AEpicurus and the Stoa had a lot in common in their epistemologies. In particular, they both recognized the so-called prolepsis as a criterion of truth.
Epicurus and Zeno had different epistemological agendas: the core of Zeno’s epistemology was the phantasia kataleptike, while prolepsis was at the centre of Epicurus’ epistemology. But Chrysippus, in some contexts, recognized katalepsis and prolepsis as two complementary criteria. Chrysippus obviously borrowed prolepsis from the Epicureans, while, in the second generation of Hellenistic philosophers, Cleanthes had elaborated is own views on the ennoia of the gods. How did the two schools conceived prolepsis? What do they have in common and how and to which extent do they differ or influence each other? And what does it mean that prolepseis are emphutoi or innatae? A comparison of the views of the two schools, following the chronological development of the prolepsis between Epicurus and the Stoa may probably help us to answer to these questions.
The Seminar will take place via Microsoft Teams.

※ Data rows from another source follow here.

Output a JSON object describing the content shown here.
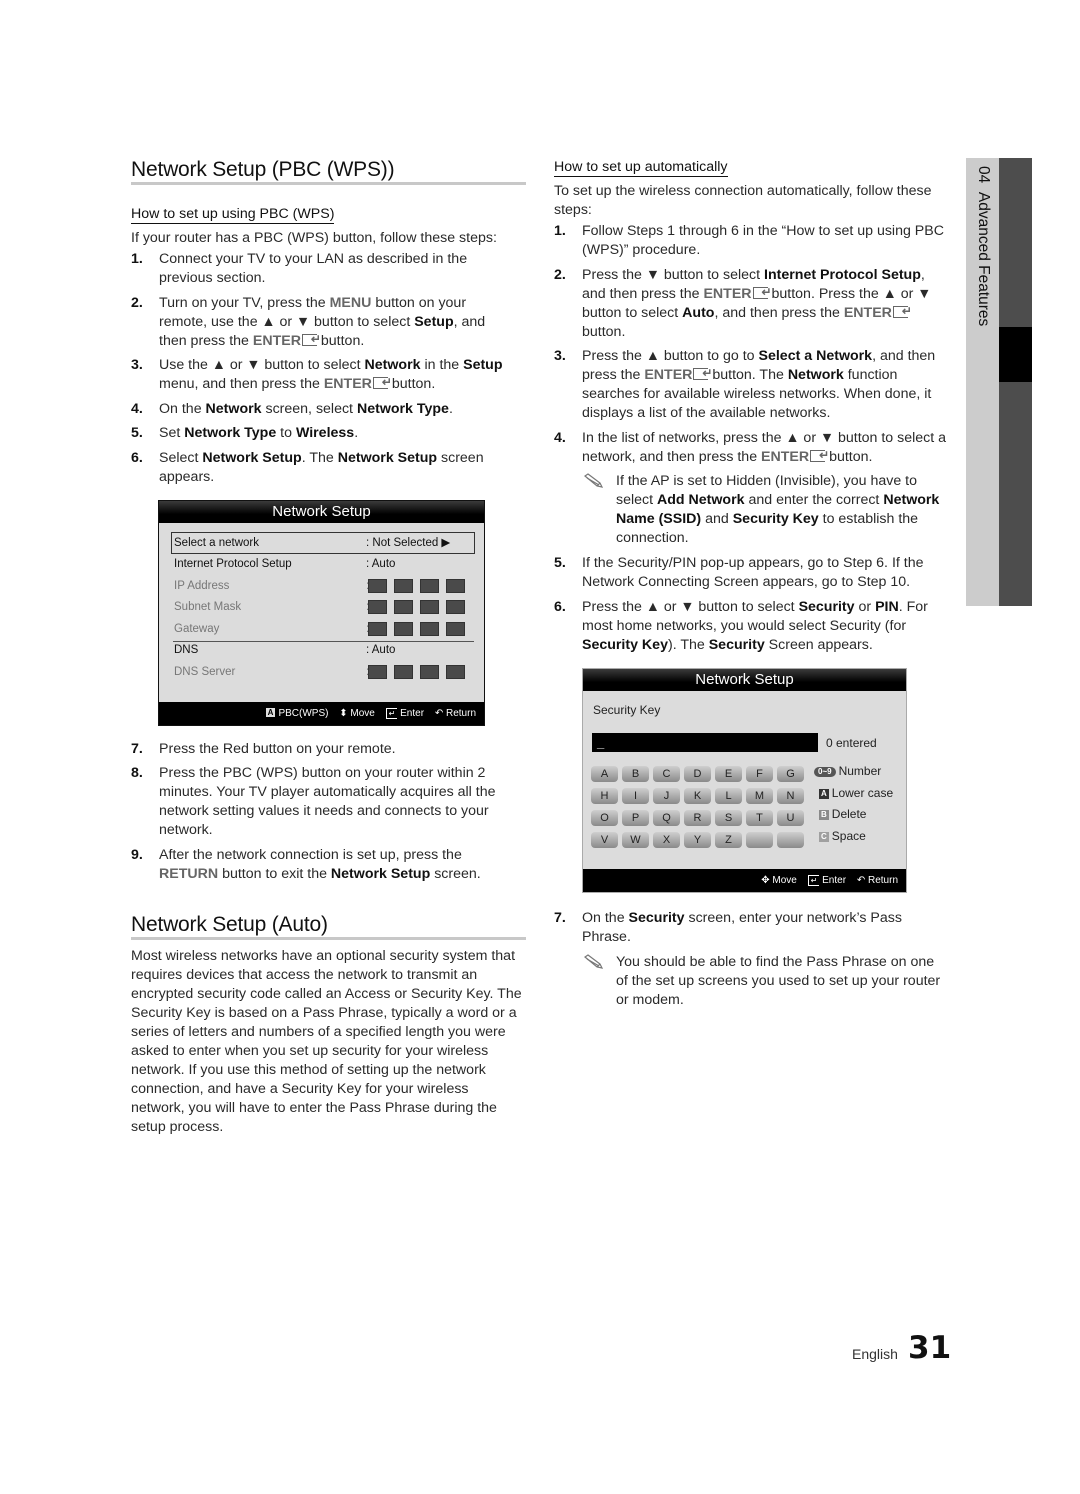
{
  "left_column": {
    "pbc_section": {
      "title": "Network Setup (PBC (WPS))",
      "subtitle": "How to set up using PBC (WPS)",
      "intro": "If your router has a PBC (WPS) button, follow these steps:",
      "steps": [
        {
          "num": "1.",
          "html": "Connect your TV to your LAN as described in the previous section."
        },
        {
          "num": "2.",
          "html": "Turn on your TV, press the <b class='r'>MENU</b> button on your remote, use the ▲ or ▼ button to select <b class='k'>Setup</b>, and then press the <b class='r'>ENTER</b><span class='enter-glyph'></span> button."
        },
        {
          "num": "3.",
          "html": "Use the ▲ or ▼ button to select <b class='k'>Network</b> in the <b class='k'>Setup</b> menu, and then press the <b class='r'>ENTER</b><span class='enter-glyph'></span> button."
        },
        {
          "num": "4.",
          "html": "On the <b class='k'>Network</b> screen, select <b class='k'>Network Type</b>."
        },
        {
          "num": "5.",
          "html": "Set <b class='k'>Network Type</b> to <b class='k'>Wireless</b>."
        },
        {
          "num": "6.",
          "html": "Select <b class='k'>Network Setup</b>. The <b class='k'>Network Setup</b> screen appears."
        },
        {
          "num": "7.",
          "html": "Press the Red button on your remote."
        },
        {
          "num": "8.",
          "html": "Press the PBC (WPS) button on your router within 2 minutes. Your TV player automatically acquires all the network setting values it needs and connects to your network."
        },
        {
          "num": "9.",
          "html": "After the network connection is set up, press the <b class='r'>RETURN</b> button to exit the <b class='k'>Network Setup</b> screen."
        }
      ]
    },
    "auto_section": {
      "title": "Network Setup (Auto)",
      "body": "Most wireless networks have an optional security system that requires devices that access the network to transmit an encrypted security code called an Access or Security Key. The Security Key is based on a Pass Phrase, typically a word or a series of letters and numbers of a specified length you were asked to enter when you set up security for your wireless network. If you use this method of setting up the network connection, and have a Security Key for your wireless network, you will have to enter the Pass Phrase during the setup process."
    }
  },
  "network_setup_screen": {
    "title": "Network Setup",
    "rows": [
      {
        "label": "Select a network",
        "value": ": Not Selected",
        "arrow": "▶",
        "selected": true
      },
      {
        "label": "Internet Protocol Setup",
        "value": ": Auto"
      },
      {
        "label": "IP Address",
        "value": ":",
        "blocks": 4
      },
      {
        "label": "Subnet Mask",
        "value": ":",
        "blocks": 4
      },
      {
        "label": "Gateway",
        "value": ":",
        "blocks": 4
      },
      {
        "label": "DNS",
        "value": ": Auto"
      },
      {
        "label": "DNS Server",
        "value": ":",
        "blocks": 4
      }
    ],
    "footer": {
      "pbc_badge": "A",
      "pbc": "PBC(WPS)",
      "move_icon": "up-down-arrow-icon",
      "move": "Move",
      "enter_icon": "enter-icon",
      "enter": "Enter",
      "return_icon": "return-icon",
      "return": "Return"
    }
  },
  "right_column": {
    "subtitle": "How to set up automatically",
    "intro": "To set up the wireless connection automatically, follow these steps:",
    "steps": [
      {
        "num": "1.",
        "html": "Follow Steps 1 through 6 in the “How to set up using PBC (WPS)” procedure."
      },
      {
        "num": "2.",
        "html": "Press the ▼ button to select <b class='k'>Internet Protocol Setup</b>, and then press the <b class='r'>ENTER</b><span class='enter-glyph'></span> button. Press the ▲ or ▼ button to select <b class='k'>Auto</b>, and then press the <b class='r'>ENTER</b><span class='enter-glyph'></span> button."
      },
      {
        "num": "3.",
        "html": "Press the ▲ button to go to <b class='k'>Select a Network</b>, and then press the <b class='r'>ENTER</b><span class='enter-glyph'></span> button. The <b class='k'>Network</b> function searches for available wireless networks. When done, it displays a list of the available networks."
      },
      {
        "num": "4.",
        "html": "In the list of networks, press the ▲ or ▼ button to select a network, and then press the <b class='r'>ENTER</b><span class='enter-glyph'></span> button."
      },
      {
        "num": "5.",
        "html": "If the Security/PIN pop-up appears, go to Step 6. If the Network Connecting Screen appears, go to Step 10."
      },
      {
        "num": "6.",
        "html": "Press the ▲ or ▼ button to select <b class='k'>Security</b> or <b class='k'>PIN</b>. For most home networks, you would select Security (for <b class='k'>Security Key</b>). The <b class='k'>Security</b> Screen appears."
      },
      {
        "num": "7.",
        "html": "On the <b class='k'>Security</b> screen, enter your network’s Pass Phrase."
      }
    ],
    "notes": [
      {
        "icon": "pencil-note-icon",
        "html": "If the AP is set to Hidden (Invisible), you have to select <b class='k'>Add Network</b> and enter the correct <b class='k'>Network Name (SSID)</b> and <b class='k'>Security Key</b> to establish the connection."
      },
      {
        "icon": "pencil-note-icon",
        "html": "You should be able to find the Pass Phrase on one of the set up screens you used to set up your router or modem."
      }
    ]
  },
  "security_screen": {
    "title": "Network Setup",
    "field_label": "Security Key",
    "input_value": "_",
    "count_text": "0 entered",
    "keys": [
      "A",
      "B",
      "C",
      "D",
      "E",
      "F",
      "G",
      "H",
      "I",
      "J",
      "K",
      "L",
      "M",
      "N",
      "O",
      "P",
      "Q",
      "R",
      "S",
      "T",
      "U",
      "V",
      "W",
      "X",
      "Y",
      "Z",
      "",
      ""
    ],
    "legend": [
      {
        "badge": "0~9",
        "label": "Number",
        "color": "#555555"
      },
      {
        "badge": "A",
        "label": "Lower case",
        "color": "#333333"
      },
      {
        "badge": "B",
        "label": "Delete",
        "color": "#8a8a8a"
      },
      {
        "badge": "C",
        "label": "Space",
        "color": "#a0a0a0"
      }
    ],
    "footer": {
      "move_icon": "four-way-arrow-icon",
      "move": "Move",
      "enter_icon": "enter-icon",
      "enter": "Enter",
      "return_icon": "return-icon",
      "return": "Return"
    }
  },
  "side_tab": {
    "chapter": "04",
    "title": "Advanced Features"
  },
  "footer": {
    "language": "English",
    "page_number": "31"
  }
}
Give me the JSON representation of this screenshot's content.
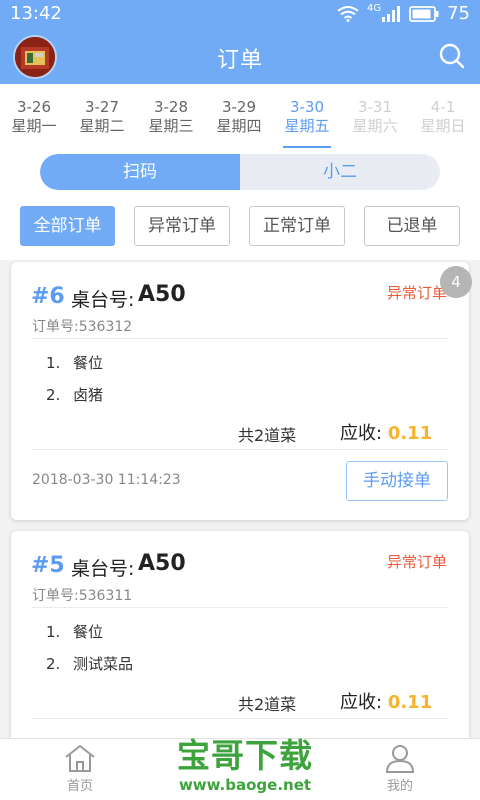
{
  "status_bar": {
    "time": "13:42",
    "network": "4G",
    "battery": "75"
  },
  "header": {
    "title": "订单"
  },
  "dates": [
    {
      "date": "3-26",
      "weekday": "星期一",
      "state": "normal"
    },
    {
      "date": "3-27",
      "weekday": "星期二",
      "state": "normal"
    },
    {
      "date": "3-28",
      "weekday": "星期三",
      "state": "normal"
    },
    {
      "date": "3-29",
      "weekday": "星期四",
      "state": "normal"
    },
    {
      "date": "3-30",
      "weekday": "星期五",
      "state": "active"
    },
    {
      "date": "3-31",
      "weekday": "星期六",
      "state": "disabled"
    },
    {
      "date": "4-1",
      "weekday": "星期日",
      "state": "disabled"
    }
  ],
  "segment": {
    "left": "扫码",
    "right": "小二"
  },
  "filters": [
    "全部订单",
    "异常订单",
    "正常订单",
    "已退单"
  ],
  "orders": [
    {
      "number": "#6",
      "table_label": "桌台号:",
      "table_no": "A50",
      "status": "异常订单",
      "badge": "4",
      "order_id": "订单号:536312",
      "items": [
        {
          "num": "1.",
          "name": "餐位"
        },
        {
          "num": "2.",
          "name": "卤猪"
        }
      ],
      "count": "共2道菜",
      "receivable_label": "应收:",
      "receivable_amount": "0.11",
      "time": "2018-03-30 11:14:23",
      "accept_label": "手动接单"
    },
    {
      "number": "#5",
      "table_label": "桌台号:",
      "table_no": "A50",
      "status": "异常订单",
      "order_id": "订单号:536311",
      "items": [
        {
          "num": "1.",
          "name": "餐位"
        },
        {
          "num": "2.",
          "name": "测试菜品"
        }
      ],
      "count": "共2道菜",
      "receivable_label": "应收:",
      "receivable_amount": "0.11"
    }
  ],
  "nav": {
    "home": "首页",
    "mine": "我的"
  },
  "watermark": {
    "main": "宝哥下载",
    "url": "www.baoge.net"
  },
  "colors": {
    "primary": "#71aaf5",
    "accent": "#5b9cf1",
    "warning": "#ea5c3a",
    "amount": "#f7b32c"
  }
}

By clicking this link you will be redirected to a page in which you will be prompted to sign in with your Oxford SSO.
Workshop in Ancient Philosophy Convenors: Ursula Coope, Simon Shogry and Luca Castagnoli